And then, there’s his NHL aspirations.

For some players, it could be a tough feeling to get traded before even making their NHL debut. But for Faber, it’s likely a blessing.

Growing up in Minnesota, he cheered ardently for the Wild, but he was drafted in the second round (45th overall) by the Los Angeles Kings in 2020. Then, on 29 June, the Kings acquired Swiss sniper Kevin Fiala from the Wild in exchange for a 2022 first-round pick – and Faber. It was a wonderful homecoming surprise.

So who were his favourite Wild players as a kid? He’s talked about the stalwart style of veteran defenceman Jonas Brodin in the past, but there’s got to be more.
“That's tough,” Faber said with a laugh. “I’m sure you guys have seen the picture of me behind the glass and Kirill Kaprizov scoring! Ah, there’s too many. I had tons of Wild jerseys growing up, tons of shirts, going to the games all the time. So it’s hard to name one. But I'm just thankful to be part of that organization. You know, the Kings were obviously so great to me. Getting to know all of them and their staff and how much time they put into developing my game and getting to know me, I'm really thankful for that. And now I’m thankful to be part of my hometown team.”

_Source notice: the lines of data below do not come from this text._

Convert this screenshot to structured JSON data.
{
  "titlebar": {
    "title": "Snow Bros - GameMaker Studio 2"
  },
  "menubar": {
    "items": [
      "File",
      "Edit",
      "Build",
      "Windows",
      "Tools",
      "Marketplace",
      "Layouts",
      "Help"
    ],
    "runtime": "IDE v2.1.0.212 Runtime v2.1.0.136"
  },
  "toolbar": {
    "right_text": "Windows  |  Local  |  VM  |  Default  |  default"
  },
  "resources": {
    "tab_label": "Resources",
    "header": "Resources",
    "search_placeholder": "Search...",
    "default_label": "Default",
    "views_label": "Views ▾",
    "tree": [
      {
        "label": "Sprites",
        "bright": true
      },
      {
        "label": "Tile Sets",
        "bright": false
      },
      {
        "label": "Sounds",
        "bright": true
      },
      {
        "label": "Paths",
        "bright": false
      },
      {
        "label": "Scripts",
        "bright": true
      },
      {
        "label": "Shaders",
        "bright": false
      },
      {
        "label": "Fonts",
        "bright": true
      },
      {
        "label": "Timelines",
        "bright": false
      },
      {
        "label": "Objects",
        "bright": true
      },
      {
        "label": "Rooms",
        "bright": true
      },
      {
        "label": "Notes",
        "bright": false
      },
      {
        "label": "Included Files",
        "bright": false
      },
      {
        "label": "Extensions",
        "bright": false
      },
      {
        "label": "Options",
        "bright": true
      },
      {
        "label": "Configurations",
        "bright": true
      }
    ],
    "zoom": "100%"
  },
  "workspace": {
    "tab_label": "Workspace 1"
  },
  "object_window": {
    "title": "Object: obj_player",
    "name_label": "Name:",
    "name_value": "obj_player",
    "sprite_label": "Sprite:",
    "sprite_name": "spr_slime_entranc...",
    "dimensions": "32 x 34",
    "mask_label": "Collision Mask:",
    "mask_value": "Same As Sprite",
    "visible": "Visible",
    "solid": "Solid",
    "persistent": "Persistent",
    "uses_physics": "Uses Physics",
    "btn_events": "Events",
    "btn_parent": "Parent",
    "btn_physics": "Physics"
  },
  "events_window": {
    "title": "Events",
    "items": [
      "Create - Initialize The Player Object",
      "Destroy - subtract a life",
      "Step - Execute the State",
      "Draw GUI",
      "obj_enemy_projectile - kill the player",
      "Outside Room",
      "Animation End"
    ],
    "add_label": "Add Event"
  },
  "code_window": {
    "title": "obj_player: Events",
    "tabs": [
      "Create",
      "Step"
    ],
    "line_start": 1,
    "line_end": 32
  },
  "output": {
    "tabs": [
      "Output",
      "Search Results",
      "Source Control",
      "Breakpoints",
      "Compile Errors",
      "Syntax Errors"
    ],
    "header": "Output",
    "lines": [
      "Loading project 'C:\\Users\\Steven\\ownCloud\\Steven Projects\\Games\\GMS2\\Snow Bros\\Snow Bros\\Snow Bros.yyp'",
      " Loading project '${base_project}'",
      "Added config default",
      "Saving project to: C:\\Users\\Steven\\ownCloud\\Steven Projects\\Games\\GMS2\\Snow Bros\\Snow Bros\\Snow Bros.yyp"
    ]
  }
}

The U.S. National Team Development Program is like a family, and Faber stays in touch with guys who have gotten closer to making the NHL after winning World Junior gold alongside him last year. Two in particular stand out.

“Playing with Jake Sanderson and Matty Beniers, it was obvious that those two are special hockey players and special people too,” Faber said. ”They were always leaders on teams with the NTDP and international tournaments. I’m trying to feed off the things that they've done in my life and copy their work ethic and things like that. I’m super thankful I've played with both those two, and I'd say I keep in touch with them both a good amount.”

If all goes according to plan, he’ll be regaling his old teammates with tales of the journey to another gold medal on 20 August at Rogers Place. And he’ll be grateful for what he’s experienced here – again – in the Alberta capital.